New Report Supported By The New York Community Trust and United Hospital Fund Examines Threat Posed By The Federal Association Health Plan Regulation
A proposed federal rule on Association Health Plans (AHPs), expected to be finalized soon, could further destabilize New York’s small and individual health insurance markets by making it easier for sponsors to create healthier groups for coverage that are exempt from benefits and rating rules established by the Affordable Care Act (ACA), according to a report released today by United Hospital Fund.
The new HealthWatch report, The Other Shoe Drops: Federal Association Health Plan Regulation Is Next Threat to Coverage in New York, explains how the proposed Trump Administration rule could greatly expand AHP operations in New York through U.S. Department of Labor reinterpretations of arcane terms such as “bona fide” organization and “commonality of interest.” These new definitions would make it easier for AHP sponsors to package groups of “working owners” or small groups together as if they were a large employer group. Sponsors of these newly created large groups could then offer cheaper coverage to younger or healthier individuals and small groups by factoring in their age, gender, group size, and occupation—prohibited in the individual and small group—or by offering stripped-down benefit packages that would not have to meet mandated essential health benefit standards. That could leave a sicker population with comprehensive coverage in the regular market, at increasingly higher premiums, a dynamic known as “market segmentation.”

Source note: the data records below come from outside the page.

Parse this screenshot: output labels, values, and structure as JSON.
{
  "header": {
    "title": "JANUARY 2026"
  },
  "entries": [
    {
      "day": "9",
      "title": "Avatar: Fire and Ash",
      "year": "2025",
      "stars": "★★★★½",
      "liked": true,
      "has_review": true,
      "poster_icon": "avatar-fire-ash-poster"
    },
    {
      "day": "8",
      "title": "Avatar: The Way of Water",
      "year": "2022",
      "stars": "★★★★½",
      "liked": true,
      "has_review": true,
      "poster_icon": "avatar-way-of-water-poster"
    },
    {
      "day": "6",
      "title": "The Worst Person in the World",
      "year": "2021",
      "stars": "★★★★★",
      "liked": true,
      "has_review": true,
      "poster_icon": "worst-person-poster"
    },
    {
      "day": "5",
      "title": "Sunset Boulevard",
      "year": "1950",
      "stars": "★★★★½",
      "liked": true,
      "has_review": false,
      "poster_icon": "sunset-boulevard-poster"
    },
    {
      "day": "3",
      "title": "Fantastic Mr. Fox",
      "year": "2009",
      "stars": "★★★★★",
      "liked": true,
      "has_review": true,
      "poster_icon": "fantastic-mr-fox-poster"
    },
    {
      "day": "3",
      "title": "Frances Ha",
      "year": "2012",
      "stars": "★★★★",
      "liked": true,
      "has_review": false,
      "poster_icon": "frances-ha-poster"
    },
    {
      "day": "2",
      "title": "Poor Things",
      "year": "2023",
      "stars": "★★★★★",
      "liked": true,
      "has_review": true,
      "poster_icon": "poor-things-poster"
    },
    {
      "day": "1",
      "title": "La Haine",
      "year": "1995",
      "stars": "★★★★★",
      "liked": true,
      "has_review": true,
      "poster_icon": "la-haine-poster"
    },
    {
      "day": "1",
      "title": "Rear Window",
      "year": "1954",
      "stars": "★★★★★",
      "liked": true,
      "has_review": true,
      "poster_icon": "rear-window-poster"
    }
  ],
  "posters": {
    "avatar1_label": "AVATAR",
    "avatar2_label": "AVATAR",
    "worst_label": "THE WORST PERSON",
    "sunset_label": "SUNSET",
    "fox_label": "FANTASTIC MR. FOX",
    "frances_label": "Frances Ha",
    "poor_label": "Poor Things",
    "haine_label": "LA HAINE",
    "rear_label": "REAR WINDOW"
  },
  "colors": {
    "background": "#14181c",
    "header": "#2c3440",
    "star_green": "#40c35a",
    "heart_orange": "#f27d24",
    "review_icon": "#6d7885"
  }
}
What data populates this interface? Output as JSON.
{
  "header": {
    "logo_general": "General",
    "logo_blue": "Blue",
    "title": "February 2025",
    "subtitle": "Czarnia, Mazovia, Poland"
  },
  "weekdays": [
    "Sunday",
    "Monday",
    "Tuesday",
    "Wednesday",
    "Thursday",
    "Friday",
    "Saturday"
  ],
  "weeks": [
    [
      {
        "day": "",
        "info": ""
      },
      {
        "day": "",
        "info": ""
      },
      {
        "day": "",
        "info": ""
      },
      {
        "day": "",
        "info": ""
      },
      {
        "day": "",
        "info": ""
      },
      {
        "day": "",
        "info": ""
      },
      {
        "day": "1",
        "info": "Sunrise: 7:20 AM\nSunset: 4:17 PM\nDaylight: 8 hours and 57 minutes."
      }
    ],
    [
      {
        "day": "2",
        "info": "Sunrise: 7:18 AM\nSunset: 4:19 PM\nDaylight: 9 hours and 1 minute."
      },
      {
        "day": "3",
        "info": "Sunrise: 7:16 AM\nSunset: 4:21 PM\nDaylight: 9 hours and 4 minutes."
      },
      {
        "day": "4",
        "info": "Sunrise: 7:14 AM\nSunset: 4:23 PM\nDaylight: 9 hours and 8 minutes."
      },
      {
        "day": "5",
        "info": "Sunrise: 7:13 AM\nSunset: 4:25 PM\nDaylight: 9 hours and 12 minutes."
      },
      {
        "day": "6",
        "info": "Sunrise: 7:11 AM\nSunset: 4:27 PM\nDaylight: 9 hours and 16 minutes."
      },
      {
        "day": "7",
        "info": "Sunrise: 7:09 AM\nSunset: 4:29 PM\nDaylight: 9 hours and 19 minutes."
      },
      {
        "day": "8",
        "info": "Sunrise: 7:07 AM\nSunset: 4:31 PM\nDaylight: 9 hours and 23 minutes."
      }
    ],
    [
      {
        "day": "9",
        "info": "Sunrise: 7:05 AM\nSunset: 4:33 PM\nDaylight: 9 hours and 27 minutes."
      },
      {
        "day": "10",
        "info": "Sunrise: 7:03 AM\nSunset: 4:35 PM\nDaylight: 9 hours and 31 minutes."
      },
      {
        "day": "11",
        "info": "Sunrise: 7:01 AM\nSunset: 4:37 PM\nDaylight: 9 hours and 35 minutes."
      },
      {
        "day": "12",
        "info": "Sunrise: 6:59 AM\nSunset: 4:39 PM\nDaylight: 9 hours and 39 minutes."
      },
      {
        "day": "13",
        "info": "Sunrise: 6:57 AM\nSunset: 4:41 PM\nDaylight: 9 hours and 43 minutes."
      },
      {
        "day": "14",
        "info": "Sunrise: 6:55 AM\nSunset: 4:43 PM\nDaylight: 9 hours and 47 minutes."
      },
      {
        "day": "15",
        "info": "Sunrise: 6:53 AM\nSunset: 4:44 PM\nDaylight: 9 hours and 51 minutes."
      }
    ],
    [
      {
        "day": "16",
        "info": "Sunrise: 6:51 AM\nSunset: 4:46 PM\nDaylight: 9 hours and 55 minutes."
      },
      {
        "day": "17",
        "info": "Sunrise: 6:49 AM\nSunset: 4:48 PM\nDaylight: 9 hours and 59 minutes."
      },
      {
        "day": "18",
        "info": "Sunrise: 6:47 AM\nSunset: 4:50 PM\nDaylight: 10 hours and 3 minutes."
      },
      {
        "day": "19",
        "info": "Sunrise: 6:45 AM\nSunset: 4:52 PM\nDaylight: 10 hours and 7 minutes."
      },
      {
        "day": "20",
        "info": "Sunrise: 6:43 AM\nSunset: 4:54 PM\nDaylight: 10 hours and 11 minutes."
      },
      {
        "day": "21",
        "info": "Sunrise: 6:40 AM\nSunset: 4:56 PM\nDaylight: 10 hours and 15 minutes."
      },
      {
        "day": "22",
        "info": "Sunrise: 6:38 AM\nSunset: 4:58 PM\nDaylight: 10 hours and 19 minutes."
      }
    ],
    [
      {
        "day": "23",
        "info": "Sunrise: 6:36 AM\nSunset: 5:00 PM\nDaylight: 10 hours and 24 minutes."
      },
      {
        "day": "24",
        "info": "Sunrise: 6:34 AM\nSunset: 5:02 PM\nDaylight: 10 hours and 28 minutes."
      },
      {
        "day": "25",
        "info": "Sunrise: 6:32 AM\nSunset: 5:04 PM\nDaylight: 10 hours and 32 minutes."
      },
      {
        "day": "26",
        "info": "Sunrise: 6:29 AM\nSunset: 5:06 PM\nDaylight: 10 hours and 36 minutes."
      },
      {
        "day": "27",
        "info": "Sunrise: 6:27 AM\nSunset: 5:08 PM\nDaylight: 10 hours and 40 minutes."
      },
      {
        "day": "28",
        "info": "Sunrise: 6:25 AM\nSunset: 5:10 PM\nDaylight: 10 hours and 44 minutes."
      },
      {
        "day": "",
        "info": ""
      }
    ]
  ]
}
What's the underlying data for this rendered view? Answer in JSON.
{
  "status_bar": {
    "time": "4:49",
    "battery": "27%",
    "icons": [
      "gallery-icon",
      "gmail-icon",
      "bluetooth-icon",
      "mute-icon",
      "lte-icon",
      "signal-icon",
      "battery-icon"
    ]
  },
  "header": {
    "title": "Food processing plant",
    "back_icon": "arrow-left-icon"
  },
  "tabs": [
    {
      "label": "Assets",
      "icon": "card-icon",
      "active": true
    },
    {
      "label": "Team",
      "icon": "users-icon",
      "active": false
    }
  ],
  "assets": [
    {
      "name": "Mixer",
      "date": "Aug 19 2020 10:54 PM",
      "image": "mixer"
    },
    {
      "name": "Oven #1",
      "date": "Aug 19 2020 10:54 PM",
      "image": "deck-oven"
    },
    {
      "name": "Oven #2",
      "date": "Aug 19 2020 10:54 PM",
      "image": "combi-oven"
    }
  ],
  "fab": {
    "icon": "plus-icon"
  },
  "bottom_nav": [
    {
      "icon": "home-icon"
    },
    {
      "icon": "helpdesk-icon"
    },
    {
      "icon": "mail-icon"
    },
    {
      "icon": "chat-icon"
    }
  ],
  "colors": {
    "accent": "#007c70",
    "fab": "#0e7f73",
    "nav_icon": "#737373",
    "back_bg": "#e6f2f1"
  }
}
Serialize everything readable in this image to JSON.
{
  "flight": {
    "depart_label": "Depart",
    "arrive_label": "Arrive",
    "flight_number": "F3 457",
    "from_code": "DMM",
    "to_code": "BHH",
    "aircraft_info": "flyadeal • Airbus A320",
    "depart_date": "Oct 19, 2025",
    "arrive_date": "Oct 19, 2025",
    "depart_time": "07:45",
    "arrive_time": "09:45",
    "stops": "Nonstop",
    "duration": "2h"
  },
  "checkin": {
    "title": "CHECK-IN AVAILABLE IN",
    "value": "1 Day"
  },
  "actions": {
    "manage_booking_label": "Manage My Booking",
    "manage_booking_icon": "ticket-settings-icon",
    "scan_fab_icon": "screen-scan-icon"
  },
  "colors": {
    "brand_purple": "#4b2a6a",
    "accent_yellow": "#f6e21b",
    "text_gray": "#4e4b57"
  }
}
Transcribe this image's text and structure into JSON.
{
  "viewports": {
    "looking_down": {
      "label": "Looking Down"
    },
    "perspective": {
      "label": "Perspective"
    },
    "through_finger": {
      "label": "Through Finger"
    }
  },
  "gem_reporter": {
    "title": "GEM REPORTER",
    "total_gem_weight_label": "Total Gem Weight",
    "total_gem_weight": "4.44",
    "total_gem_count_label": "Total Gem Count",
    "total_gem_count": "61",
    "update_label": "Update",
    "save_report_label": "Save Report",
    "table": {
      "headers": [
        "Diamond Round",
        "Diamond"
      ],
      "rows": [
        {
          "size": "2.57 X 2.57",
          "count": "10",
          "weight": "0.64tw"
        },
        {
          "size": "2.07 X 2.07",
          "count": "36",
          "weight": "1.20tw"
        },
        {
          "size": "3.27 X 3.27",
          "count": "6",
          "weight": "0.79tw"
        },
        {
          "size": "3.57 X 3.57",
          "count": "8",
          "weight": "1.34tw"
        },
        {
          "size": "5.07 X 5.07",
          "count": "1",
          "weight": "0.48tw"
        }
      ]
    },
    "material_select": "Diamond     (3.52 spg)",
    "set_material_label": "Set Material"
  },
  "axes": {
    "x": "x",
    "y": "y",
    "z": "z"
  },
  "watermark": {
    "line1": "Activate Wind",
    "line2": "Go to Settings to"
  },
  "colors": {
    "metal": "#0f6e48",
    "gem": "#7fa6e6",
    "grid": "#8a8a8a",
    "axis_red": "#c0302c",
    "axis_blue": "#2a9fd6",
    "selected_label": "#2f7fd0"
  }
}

“The designers of the ACA realized that, if you want to increase coverage through the private insurance market, you need to make certain that the underlying risk pools are strong and stable in the long term,” said Peter Newell, director of UHF’s Health Insurance Project and author of the report. “That keeps premiums more affordable, and makes health plans willing partners...